Of course it’s early to look at 2016 but there are several drivers who showed well at Homestead. Denny Hamlin won the pole, charged back from three laps down at one point and wound up with a top-10 finish. The No. 11 team showed strong during the Chase and Hamlin is entering a potential contract year.
Team Penske, despite tough defeats for Logano and Keselowski appeared to be the best team during the season’s second half. Moving Ryan Blaney up to full-time competition with the Wood Brothers adds a de facto third effort that could help them resource-wise in battles against organizations twice their size.
Then there’s Kyle Larson, a sophomore slump nearly defeated with a surprise season-ending win. Larson himself tweeted the No. 42 car, fastest on-track before that final caution would have been in Victory Lane if not for the controversial debris call. Larson, the Homestead XFINITY Series winner, showed improvement over the season’s final two months and may have saved crew chief Chris Heroy’s job. He’ll spar with rookie Chase Elliott as youngsters look to replace Gordon on NASCAR’s superstar hierarchy.
Other finales Sunday included Clint Bowyer and David Ragan wrapping up full-time operations for Michael Waltrip Racing. It was a touch ironic that Bowyer, whose intentional spin at Richmond two years ago started the downfall of this team wrecked on his own midrace at Homestead to finish dead last. “Appreciate the hard work and effort all these years,” he said afterwards. “But unfortunately, it’s over.” Michael Waltrip may run February’s Daytona 500 with the program before selling the building and auctioning off equipment by April 2016… Without the pomp and circumstance of Gordon another racing champion may have wrapped up his NASCAR career. Sam Hornish, Jr. hit the wall early driving for the No. 9 Richard Petty Motorsports Ford and was never a factor, running 25th. The former Indy 500 and IndyCar Series champ has now failed twice at transferring his skills into Cup. Hornish ran all 36 races this season without a top-five finish and finds himself unemployed for 2016… The driver who won the most races captured none of the championships across NASCAR’s top three series this year. Joey Logano won six times on the Cup tour but didn’t even make the Final Four after the infamous contact with Matt Kenseth at Martinsville.
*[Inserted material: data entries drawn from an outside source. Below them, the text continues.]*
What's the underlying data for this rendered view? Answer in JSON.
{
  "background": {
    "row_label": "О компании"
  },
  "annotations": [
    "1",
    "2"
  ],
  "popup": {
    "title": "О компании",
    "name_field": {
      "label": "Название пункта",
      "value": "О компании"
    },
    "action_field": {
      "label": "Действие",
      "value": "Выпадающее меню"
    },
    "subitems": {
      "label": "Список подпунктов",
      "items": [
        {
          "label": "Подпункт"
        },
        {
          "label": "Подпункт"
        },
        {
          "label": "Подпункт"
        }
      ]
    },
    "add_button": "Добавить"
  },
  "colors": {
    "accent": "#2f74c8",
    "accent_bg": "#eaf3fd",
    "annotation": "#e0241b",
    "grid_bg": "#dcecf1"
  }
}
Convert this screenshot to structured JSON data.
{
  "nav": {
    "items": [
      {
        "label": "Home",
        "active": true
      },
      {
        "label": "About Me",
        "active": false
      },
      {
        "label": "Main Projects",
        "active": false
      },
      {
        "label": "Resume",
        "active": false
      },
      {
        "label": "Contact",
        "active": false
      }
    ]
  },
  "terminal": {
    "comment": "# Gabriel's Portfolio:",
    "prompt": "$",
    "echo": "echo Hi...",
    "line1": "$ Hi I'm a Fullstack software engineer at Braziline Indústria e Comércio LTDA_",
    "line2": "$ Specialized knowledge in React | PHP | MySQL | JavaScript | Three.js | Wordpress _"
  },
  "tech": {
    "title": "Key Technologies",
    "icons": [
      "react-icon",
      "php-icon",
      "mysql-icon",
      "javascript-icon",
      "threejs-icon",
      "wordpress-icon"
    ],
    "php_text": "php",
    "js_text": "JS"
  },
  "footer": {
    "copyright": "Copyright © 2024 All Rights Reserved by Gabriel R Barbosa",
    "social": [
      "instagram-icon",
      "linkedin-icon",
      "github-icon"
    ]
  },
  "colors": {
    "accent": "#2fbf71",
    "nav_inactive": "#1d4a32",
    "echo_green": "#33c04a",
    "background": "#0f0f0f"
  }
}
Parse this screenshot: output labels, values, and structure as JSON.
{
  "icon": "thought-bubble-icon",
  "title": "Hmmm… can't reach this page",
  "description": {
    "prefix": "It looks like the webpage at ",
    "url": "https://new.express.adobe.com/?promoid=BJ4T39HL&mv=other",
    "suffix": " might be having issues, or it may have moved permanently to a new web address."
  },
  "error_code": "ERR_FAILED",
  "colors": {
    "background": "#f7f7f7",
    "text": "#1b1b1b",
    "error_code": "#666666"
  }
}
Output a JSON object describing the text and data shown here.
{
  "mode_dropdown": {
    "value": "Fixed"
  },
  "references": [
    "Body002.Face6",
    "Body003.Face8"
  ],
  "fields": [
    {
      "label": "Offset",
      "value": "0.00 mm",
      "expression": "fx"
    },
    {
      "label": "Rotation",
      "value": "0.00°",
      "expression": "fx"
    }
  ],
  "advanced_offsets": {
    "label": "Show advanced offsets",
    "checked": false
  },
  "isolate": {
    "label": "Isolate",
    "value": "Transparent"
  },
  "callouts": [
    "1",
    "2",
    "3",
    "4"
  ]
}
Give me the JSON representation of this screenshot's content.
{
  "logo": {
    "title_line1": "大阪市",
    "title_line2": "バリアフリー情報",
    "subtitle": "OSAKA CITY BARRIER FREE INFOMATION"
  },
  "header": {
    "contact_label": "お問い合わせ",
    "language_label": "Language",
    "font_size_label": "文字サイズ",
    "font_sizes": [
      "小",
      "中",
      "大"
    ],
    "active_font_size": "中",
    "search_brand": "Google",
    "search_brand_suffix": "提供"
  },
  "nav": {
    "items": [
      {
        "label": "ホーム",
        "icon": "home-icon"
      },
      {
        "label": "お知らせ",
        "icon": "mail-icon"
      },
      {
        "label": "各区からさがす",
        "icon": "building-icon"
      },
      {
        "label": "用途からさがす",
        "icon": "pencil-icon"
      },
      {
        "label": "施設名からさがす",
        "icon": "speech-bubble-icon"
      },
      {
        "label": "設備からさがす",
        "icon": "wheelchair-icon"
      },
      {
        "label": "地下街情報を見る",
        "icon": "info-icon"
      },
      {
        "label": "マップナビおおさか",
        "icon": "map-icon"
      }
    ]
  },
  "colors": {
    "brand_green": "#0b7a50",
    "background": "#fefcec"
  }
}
Over in the XFINITY division several Cup drivers won far more than series regulars making Chris Buescher’s championship somewhat of an afterthought. And in Trucks, Matt Crafton won a career-high six times only to stumble through too many DNFs in handing the title to 19-year-old Erik Jones… Brett Moffitt was named Sprint Cup’s Rookie of the Year over Matt DiBenedetto. Moffitt earned one top-10 finish on the year.